Celastrus scandens, commonly called American Bittersweet or Bittersweet, is a species of Celastrus that blooms mostly in June and is commonly found on rich, well-drained soils of woodlands. It has a sturdy perennial vine that may have twining, woody stems that are 30 feet (9.1 m) or longer and an inch or more thick at the base. The stems are yellowish-green to brown and wind around other vegetation, sometimes killing saplings by restricting further growth. It has tiny, scentless flowers at the tips of the branches. It has colorful, orange fruits that are the size of a pea.
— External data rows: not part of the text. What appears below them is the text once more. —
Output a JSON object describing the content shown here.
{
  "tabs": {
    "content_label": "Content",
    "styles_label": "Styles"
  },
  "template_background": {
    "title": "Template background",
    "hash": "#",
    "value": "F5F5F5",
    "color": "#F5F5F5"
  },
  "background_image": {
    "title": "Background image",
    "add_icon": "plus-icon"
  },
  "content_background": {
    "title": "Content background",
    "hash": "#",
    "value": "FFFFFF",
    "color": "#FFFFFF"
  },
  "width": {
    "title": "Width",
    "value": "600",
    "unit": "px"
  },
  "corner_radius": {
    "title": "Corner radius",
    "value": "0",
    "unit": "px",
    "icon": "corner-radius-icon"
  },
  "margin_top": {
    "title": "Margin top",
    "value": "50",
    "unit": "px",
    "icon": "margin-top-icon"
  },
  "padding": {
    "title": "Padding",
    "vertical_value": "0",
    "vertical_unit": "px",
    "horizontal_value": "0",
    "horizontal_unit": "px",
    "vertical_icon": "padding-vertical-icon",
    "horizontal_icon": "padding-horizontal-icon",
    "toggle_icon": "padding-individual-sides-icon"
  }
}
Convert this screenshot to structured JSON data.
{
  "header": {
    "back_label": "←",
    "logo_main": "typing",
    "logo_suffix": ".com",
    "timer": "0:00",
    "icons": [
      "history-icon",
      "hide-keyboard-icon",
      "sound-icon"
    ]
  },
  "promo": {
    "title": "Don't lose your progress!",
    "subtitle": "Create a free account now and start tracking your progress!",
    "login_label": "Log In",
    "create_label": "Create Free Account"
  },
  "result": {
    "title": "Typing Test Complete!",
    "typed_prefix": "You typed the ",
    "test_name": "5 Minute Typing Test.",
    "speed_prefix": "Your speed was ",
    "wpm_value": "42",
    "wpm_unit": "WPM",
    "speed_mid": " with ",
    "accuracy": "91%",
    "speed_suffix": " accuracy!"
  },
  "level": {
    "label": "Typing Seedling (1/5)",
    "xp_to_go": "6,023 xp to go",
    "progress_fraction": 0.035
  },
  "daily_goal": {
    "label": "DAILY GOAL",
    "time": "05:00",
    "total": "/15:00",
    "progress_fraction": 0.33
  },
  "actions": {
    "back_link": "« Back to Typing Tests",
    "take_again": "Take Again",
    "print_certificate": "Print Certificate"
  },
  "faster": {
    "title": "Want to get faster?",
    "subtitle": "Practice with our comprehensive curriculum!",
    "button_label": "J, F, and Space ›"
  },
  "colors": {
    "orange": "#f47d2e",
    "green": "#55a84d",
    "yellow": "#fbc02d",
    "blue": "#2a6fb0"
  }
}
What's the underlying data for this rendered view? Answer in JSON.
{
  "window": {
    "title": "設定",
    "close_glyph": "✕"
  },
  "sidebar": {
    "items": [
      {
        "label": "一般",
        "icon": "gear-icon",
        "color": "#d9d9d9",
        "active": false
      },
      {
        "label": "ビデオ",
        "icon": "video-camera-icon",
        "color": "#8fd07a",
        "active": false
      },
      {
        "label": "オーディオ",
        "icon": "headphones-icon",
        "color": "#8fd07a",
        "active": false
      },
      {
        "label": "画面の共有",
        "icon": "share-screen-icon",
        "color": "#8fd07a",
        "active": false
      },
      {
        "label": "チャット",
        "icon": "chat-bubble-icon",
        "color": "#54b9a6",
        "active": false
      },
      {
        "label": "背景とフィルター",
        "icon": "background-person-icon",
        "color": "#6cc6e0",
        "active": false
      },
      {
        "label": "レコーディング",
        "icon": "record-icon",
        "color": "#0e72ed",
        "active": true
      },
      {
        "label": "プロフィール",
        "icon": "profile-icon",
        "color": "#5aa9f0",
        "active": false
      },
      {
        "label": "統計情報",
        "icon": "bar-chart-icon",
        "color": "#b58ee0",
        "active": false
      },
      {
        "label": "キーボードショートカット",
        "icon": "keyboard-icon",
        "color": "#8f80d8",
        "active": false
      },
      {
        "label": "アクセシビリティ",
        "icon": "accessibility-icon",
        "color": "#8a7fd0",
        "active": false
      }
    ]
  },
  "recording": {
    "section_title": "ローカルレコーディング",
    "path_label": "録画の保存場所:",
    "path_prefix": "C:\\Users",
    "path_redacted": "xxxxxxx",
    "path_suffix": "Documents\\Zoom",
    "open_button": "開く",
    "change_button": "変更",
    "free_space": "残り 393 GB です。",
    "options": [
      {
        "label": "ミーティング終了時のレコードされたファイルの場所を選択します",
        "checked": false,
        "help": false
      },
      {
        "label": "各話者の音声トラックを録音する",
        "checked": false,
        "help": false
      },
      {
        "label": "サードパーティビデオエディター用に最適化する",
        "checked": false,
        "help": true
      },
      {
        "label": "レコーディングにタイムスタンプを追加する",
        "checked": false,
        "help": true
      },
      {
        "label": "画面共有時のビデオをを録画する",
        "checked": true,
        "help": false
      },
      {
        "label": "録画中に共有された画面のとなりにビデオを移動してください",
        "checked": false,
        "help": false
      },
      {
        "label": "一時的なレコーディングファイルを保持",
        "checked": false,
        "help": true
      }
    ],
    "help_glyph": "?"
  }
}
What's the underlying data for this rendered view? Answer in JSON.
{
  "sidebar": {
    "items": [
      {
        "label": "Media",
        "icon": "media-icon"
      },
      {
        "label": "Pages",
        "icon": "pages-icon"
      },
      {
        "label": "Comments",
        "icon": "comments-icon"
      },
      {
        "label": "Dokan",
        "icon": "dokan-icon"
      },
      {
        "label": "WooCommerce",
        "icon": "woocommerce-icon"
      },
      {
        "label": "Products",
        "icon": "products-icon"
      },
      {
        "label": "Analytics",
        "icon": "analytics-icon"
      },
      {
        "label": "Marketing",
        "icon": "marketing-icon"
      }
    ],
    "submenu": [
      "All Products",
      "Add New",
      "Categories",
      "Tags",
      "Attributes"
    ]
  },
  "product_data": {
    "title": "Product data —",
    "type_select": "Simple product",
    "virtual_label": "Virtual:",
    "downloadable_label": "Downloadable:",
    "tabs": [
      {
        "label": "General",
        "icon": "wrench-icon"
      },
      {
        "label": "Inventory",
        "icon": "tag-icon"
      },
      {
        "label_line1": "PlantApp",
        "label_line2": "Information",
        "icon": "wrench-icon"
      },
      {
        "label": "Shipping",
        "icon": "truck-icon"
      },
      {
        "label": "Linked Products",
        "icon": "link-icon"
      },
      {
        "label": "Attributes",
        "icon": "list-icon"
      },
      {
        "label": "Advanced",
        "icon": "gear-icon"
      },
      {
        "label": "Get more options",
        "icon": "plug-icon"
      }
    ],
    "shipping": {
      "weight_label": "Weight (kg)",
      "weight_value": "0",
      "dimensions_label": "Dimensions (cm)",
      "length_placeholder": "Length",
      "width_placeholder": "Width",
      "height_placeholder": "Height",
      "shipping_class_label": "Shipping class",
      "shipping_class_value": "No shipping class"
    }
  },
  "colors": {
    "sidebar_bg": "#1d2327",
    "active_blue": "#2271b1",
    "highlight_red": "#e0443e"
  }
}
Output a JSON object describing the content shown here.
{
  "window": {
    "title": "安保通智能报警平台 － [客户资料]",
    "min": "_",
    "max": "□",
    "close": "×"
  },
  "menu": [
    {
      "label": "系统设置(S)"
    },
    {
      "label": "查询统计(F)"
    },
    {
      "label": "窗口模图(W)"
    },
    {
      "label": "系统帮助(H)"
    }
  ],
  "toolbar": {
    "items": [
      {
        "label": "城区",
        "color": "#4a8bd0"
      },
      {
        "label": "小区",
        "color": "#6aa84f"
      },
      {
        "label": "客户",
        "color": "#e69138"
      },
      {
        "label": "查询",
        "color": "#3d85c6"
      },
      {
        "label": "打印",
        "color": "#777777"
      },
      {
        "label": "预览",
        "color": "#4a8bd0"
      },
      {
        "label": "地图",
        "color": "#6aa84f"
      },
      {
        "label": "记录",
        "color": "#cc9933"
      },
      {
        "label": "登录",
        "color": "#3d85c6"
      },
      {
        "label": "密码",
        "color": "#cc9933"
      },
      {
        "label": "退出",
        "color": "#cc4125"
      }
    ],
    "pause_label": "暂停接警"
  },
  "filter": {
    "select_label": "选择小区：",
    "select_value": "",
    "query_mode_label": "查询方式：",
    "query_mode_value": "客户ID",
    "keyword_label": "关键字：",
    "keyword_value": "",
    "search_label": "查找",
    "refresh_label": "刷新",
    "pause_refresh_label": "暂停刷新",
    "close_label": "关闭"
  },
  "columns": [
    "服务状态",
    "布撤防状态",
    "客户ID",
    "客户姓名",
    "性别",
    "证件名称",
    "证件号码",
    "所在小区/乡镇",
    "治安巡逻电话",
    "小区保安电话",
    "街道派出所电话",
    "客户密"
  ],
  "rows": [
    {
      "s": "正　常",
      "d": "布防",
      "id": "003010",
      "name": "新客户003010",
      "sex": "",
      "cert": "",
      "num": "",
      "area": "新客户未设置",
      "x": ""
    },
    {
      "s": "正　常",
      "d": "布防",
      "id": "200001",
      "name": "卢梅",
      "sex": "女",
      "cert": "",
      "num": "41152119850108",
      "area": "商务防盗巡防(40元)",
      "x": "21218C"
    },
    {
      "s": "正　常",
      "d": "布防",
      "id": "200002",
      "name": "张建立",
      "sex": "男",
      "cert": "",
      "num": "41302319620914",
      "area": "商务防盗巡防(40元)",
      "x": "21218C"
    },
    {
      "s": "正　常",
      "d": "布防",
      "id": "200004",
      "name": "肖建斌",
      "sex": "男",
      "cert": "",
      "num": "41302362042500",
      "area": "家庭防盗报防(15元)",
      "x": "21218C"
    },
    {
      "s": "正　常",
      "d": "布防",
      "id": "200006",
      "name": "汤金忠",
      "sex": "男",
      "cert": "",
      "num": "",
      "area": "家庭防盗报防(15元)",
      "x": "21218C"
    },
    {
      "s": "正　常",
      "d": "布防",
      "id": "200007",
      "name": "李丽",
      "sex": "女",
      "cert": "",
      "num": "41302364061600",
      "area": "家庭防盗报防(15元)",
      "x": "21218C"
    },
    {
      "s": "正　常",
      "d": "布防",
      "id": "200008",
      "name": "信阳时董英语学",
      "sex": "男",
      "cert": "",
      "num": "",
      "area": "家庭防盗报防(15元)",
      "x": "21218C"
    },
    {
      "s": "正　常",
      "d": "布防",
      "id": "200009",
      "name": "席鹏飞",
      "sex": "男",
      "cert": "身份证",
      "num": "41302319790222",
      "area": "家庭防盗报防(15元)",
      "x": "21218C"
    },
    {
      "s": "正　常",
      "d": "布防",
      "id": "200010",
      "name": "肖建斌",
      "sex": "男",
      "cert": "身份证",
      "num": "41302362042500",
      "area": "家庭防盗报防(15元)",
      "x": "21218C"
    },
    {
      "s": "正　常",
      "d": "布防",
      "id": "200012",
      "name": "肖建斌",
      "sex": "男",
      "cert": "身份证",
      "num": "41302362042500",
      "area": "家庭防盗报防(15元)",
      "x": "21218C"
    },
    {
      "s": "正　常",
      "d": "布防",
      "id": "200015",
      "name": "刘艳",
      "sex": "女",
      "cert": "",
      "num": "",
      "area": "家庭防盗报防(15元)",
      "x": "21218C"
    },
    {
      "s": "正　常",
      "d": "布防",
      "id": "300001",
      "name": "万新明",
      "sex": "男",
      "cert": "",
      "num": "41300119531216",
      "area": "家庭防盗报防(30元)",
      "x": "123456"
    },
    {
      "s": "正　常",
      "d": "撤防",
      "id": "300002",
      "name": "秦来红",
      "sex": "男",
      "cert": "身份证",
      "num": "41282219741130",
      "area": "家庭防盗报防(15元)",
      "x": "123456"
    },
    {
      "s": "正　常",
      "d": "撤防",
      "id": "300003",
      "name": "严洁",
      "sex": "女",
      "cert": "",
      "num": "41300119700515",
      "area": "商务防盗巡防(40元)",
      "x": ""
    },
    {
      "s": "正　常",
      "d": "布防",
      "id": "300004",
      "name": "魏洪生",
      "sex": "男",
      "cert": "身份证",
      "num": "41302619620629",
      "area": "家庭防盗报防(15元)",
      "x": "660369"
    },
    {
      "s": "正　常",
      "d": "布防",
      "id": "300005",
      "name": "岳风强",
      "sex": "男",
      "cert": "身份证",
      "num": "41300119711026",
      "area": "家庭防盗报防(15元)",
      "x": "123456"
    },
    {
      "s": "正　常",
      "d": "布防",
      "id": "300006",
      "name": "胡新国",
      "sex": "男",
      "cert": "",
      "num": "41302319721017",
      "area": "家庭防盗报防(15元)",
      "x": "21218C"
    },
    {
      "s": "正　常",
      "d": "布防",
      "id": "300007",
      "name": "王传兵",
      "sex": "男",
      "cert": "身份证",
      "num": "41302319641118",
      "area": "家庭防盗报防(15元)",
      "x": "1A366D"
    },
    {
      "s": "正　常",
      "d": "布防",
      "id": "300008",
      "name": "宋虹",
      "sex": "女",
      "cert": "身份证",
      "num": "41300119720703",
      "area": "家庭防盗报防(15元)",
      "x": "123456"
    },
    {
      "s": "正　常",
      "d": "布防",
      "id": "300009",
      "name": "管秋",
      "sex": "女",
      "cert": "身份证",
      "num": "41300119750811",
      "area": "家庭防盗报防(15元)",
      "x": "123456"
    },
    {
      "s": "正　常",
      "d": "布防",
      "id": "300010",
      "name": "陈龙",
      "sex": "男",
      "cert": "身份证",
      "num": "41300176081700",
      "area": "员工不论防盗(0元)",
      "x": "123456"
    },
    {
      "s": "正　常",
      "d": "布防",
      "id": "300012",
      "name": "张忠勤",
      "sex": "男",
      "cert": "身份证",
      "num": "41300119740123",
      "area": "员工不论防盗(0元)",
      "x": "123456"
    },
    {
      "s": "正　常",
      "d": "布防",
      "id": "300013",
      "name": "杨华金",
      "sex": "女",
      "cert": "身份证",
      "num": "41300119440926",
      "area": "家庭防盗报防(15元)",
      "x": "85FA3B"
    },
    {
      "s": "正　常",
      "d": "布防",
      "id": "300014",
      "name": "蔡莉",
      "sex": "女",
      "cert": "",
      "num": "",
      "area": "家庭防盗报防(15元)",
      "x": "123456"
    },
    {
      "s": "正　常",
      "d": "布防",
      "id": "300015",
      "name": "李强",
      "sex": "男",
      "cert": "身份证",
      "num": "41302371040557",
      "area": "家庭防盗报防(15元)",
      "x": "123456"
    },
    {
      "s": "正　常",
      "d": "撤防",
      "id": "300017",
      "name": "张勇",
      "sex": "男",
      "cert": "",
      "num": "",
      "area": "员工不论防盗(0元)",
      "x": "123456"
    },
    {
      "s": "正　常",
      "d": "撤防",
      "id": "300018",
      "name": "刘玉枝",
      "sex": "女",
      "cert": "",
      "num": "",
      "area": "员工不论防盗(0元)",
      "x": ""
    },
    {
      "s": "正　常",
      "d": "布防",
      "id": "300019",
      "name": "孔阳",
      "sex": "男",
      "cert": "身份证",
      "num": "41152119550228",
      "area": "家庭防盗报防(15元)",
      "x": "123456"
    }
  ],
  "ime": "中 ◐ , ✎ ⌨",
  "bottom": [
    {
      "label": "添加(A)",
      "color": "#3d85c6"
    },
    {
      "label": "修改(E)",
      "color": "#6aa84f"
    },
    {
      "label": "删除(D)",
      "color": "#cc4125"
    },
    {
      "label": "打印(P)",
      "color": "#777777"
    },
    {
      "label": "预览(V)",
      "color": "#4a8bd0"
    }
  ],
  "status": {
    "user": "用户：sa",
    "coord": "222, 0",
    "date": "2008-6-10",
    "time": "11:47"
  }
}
These fruits are poisonous to humans when ingested internally, but are favorites of birds. C. scandens roots were used by Native Americans and pioneers to induce vomiting, to treat venereal disease, and to treat symptoms of tuberculosis.
Contributions by Nightphoenix90, Schuym1, and Rkitko.